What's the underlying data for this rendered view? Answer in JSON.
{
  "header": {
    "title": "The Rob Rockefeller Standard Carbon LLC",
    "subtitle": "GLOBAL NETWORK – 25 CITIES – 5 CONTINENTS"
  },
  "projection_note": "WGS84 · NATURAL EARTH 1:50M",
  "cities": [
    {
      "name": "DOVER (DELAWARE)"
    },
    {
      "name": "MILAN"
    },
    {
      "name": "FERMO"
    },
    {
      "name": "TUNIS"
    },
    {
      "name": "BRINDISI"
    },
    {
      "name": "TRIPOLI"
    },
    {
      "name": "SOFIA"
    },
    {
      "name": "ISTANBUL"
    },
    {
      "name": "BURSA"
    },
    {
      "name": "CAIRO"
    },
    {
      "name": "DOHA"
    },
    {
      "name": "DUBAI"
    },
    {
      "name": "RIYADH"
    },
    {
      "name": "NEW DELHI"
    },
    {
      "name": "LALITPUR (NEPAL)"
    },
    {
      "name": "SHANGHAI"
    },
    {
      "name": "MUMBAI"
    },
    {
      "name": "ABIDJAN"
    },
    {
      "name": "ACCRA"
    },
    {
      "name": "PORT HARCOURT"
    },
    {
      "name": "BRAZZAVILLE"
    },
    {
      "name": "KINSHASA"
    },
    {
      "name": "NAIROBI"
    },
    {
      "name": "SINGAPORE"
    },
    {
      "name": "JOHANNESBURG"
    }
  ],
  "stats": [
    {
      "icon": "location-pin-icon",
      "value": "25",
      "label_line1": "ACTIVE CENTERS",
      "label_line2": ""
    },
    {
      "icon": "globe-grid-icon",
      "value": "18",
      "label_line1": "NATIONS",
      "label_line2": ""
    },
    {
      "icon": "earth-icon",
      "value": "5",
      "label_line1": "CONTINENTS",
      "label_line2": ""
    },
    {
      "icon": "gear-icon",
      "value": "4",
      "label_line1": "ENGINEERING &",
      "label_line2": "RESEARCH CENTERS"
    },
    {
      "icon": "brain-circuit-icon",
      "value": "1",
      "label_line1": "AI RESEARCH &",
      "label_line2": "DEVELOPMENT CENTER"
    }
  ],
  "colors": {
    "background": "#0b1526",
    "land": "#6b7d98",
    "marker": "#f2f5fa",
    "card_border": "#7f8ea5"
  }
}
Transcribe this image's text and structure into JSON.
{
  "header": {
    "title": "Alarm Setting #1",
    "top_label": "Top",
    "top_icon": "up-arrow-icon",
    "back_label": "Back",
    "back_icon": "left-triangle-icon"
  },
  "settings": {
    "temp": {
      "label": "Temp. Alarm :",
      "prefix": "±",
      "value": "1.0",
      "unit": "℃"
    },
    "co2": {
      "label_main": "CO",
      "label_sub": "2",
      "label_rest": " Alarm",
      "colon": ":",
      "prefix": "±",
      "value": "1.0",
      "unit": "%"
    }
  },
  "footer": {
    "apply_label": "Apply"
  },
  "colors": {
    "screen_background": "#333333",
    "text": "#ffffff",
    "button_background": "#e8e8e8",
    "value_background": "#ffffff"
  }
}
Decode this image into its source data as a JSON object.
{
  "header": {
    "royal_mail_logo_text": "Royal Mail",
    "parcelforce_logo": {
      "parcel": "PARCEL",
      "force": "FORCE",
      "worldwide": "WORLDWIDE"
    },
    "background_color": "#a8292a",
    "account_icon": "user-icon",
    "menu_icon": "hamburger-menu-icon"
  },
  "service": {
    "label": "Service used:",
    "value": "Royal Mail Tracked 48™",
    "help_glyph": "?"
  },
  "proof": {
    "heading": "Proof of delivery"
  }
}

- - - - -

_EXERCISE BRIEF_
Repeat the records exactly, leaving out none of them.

_ANSWER SPACE_
What's the underlying data for this rendered view? Answer in JSON.
{
  "header": {
    "title": "The Rob Rockefeller Standard Carbon LLC",
    "subtitle": "GLOBAL NETWORK – 25 CITIES – 5 CONTINENTS"
  },
  "projection_note": "WGS84 · NATURAL EARTH 1:50M",
  "cities": [
    {
      "name": "DOVER (DELAWARE)"
    },
    {
      "name": "MILAN"
    },
    {
      "name": "FERMO"
    },
    {
      "name": "TUNIS"
    },
    {
      "name": "BRINDISI"
    },
    {
      "name": "TRIPOLI"
    },
    {
      "name": "SOFIA"
    },
    {
      "name": "ISTANBUL"
    },
    {
      "name": "BURSA"
    },
    {
      "name": "CAIRO"
    },
    {
      "name": "DOHA"
    },
    {
      "name": "DUBAI"
    },
    {
      "name": "RIYADH"
    },
    {
      "name": "NEW DELHI"
    },
    {
      "name": "LALITPUR (NEPAL)"
    },
    {
      "name": "SHANGHAI"
    },
    {
      "name": "MUMBAI"
    },
    {
      "name": "ABIDJAN"
    },
    {
      "name": "ACCRA"
    },
    {
      "name": "PORT HARCOURT"
    },
    {
      "name": "BRAZZAVILLE"
    },
    {
      "name": "KINSHASA"
    },
    {
      "name": "NAIROBI"
    },
    {
      "name": "SINGAPORE"
    },
    {
      "name": "JOHANNESBURG"
    }
  ],
  "stats": [
    {
      "icon": "location-pin-icon",
      "value": "25",
      "label_line1": "ACTIVE CENTERS",
      "label_line2": ""
    },
    {
      "icon": "globe-grid-icon",
      "value": "18",
      "label_line1": "NATIONS",
      "label_line2": ""
    },
    {
      "icon": "earth-icon",
      "value": "5",
      "label_line1": "CONTINENTS",
      "label_line2": ""
    },
    {
      "icon": "gear-icon",
      "value": "4",
      "label_line1": "ENGINEERING &",
      "label_line2": "RESEARCH CENTERS"
    },
    {
      "icon": "brain-circuit-icon",
      "value": "1",
      "label_line1": "AI RESEARCH &",
      "label_line2": "DEVELOPMENT CENTER"
    }
  ],
  "colors": {
    "background": "#0b1526",
    "land": "#6b7d98",
    "marker": "#f2f5fa",
    "card_border": "#7f8ea5"
  }
}
Transcribe this image's text and structure into JSON.
{
  "header": {
    "title": "Alarm Setting #1",
    "top_label": "Top",
    "top_icon": "up-arrow-icon",
    "back_label": "Back",
    "back_icon": "left-triangle-icon"
  },
  "settings": {
    "temp": {
      "label": "Temp. Alarm :",
      "prefix": "±",
      "value": "1.0",
      "unit": "℃"
    },
    "co2": {
      "label_main": "CO",
      "label_sub": "2",
      "label_rest": " Alarm",
      "colon": ":",
      "prefix": "±",
      "value": "1.0",
      "unit": "%"
    }
  },
  "footer": {
    "apply_label": "Apply"
  },
  "colors": {
    "screen_background": "#333333",
    "text": "#ffffff",
    "button_background": "#e8e8e8",
    "value_background": "#ffffff"
  }
}
Decode this image into its source data as a JSON object.
{
  "header": {
    "royal_mail_logo_text": "Royal Mail",
    "parcelforce_logo": {
      "parcel": "PARCEL",
      "force": "FORCE",
      "worldwide": "WORLDWIDE"
    },
    "background_color": "#a8292a",
    "account_icon": "user-icon",
    "menu_icon": "hamburger-menu-icon"
  },
  "service": {
    "label": "Service used:",
    "value": "Royal Mail Tracked 48™",
    "help_glyph": "?"
  },
  "proof": {
    "heading": "Proof of delivery"
  }
}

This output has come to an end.